== Segment start ==

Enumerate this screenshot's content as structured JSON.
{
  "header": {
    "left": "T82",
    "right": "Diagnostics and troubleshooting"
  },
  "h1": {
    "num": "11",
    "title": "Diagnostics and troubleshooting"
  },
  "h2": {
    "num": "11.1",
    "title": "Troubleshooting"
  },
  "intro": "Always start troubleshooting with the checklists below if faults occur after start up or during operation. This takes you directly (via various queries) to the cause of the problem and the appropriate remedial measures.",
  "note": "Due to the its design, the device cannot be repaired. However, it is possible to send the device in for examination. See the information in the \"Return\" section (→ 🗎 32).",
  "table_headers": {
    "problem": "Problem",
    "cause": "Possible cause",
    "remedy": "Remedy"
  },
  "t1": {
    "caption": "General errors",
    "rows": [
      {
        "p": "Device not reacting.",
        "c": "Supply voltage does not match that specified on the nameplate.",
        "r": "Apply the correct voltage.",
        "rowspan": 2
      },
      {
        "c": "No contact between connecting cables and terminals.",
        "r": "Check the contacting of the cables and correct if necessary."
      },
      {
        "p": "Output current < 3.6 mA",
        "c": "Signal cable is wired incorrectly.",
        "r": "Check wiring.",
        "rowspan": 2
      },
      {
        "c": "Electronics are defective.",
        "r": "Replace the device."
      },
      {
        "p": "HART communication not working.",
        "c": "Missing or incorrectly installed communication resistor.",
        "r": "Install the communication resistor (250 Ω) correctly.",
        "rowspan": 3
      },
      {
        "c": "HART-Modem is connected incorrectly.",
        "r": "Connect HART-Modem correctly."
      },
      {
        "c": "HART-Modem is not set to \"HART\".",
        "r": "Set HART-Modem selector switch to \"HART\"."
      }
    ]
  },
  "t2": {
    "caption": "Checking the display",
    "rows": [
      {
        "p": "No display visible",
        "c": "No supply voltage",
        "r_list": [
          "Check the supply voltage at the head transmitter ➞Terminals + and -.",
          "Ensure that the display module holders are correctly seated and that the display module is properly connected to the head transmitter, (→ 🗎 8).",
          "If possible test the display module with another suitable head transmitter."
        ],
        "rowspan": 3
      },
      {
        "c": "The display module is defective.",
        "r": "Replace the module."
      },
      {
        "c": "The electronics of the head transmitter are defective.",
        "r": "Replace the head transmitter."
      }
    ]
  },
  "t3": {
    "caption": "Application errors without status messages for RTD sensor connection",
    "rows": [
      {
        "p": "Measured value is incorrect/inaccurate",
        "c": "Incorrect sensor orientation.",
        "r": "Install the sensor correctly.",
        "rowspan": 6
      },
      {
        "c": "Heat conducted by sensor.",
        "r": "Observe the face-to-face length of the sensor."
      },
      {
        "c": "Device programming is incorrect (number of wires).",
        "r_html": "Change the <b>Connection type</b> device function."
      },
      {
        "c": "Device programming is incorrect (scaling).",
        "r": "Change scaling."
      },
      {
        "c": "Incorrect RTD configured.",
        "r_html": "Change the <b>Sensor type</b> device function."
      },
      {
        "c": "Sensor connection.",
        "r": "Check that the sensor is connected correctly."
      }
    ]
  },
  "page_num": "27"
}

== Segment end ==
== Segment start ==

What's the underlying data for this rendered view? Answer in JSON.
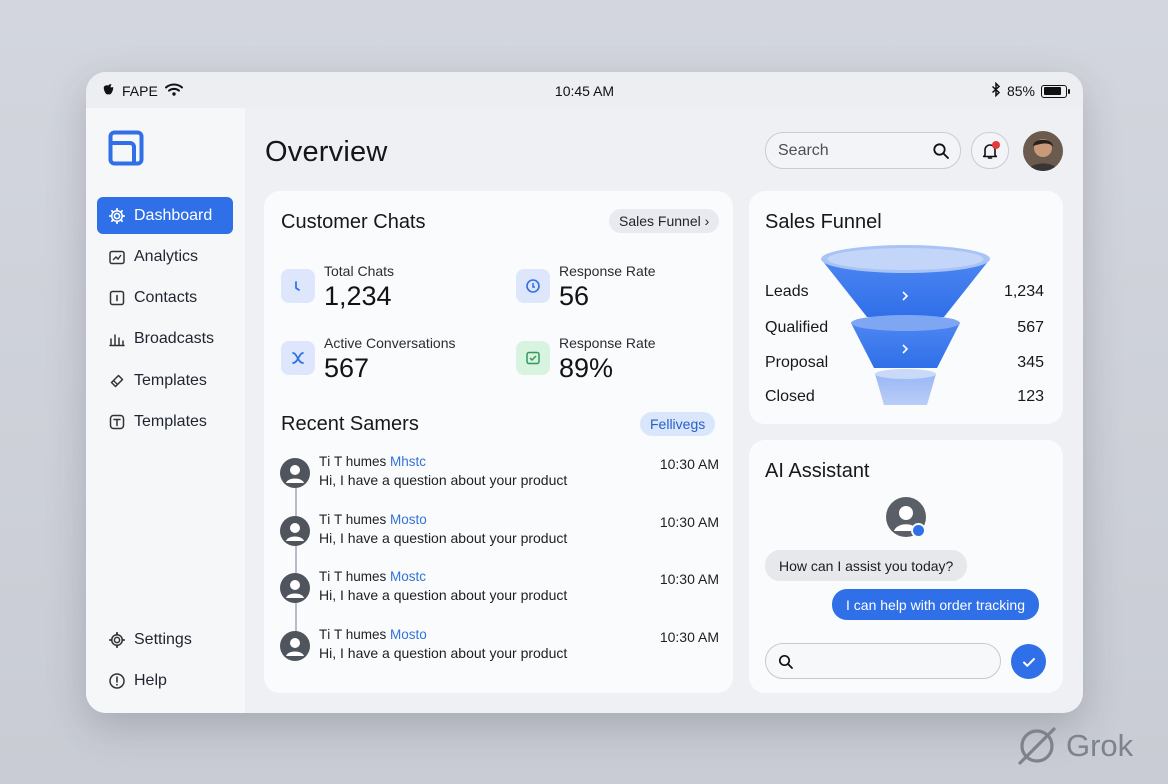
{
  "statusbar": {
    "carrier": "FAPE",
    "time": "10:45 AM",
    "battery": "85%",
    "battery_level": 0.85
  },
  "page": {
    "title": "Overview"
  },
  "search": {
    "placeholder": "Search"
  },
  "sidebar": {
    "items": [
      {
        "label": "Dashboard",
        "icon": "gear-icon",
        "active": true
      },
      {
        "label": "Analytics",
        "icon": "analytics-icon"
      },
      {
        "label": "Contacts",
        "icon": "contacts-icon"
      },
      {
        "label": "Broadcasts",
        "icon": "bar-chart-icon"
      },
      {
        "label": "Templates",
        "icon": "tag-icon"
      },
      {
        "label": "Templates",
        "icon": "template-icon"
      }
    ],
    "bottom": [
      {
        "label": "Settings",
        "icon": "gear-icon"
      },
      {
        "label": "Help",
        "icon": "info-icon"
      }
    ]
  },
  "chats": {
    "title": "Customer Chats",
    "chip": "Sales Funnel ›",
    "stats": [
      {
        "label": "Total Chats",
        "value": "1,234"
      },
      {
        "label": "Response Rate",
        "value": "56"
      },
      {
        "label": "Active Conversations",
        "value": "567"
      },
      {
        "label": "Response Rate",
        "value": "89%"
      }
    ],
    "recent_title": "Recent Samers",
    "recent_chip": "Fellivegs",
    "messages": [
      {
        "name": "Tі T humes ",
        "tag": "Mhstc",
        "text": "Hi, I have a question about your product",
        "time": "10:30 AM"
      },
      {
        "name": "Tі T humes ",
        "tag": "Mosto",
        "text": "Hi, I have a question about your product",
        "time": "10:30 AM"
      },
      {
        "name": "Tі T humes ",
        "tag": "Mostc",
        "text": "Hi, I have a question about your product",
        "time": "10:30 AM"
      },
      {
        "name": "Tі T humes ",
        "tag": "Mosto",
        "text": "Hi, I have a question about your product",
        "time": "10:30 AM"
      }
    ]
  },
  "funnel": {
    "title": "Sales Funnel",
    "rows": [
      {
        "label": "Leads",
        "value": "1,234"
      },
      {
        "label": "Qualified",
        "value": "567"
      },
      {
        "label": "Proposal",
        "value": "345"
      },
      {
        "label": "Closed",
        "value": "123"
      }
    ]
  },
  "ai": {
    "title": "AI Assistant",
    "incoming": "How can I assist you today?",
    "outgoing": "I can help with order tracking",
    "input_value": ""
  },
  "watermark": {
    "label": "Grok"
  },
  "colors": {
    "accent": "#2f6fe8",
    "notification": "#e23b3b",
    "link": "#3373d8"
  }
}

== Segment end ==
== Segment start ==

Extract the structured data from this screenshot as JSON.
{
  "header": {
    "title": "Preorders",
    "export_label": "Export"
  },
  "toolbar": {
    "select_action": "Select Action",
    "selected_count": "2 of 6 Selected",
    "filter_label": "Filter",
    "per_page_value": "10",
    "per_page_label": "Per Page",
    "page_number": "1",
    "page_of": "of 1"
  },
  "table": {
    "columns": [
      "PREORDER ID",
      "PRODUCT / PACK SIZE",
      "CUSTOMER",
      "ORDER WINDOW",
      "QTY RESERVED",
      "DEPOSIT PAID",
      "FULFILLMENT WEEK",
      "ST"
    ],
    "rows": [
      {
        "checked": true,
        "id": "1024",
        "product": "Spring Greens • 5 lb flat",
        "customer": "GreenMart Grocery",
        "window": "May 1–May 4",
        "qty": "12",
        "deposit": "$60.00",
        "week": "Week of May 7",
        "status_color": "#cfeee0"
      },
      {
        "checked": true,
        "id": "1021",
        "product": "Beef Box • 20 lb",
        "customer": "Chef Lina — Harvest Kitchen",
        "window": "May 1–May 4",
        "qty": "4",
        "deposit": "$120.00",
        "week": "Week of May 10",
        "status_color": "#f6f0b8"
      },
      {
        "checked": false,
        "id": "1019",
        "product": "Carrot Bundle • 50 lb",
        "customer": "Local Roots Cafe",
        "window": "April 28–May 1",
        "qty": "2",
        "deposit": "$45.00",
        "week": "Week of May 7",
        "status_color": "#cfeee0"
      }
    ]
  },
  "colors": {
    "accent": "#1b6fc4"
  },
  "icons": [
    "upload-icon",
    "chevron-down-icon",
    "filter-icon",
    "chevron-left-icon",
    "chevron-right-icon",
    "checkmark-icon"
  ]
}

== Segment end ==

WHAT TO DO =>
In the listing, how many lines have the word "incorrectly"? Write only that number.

EXERCISE RESPONSE =>
3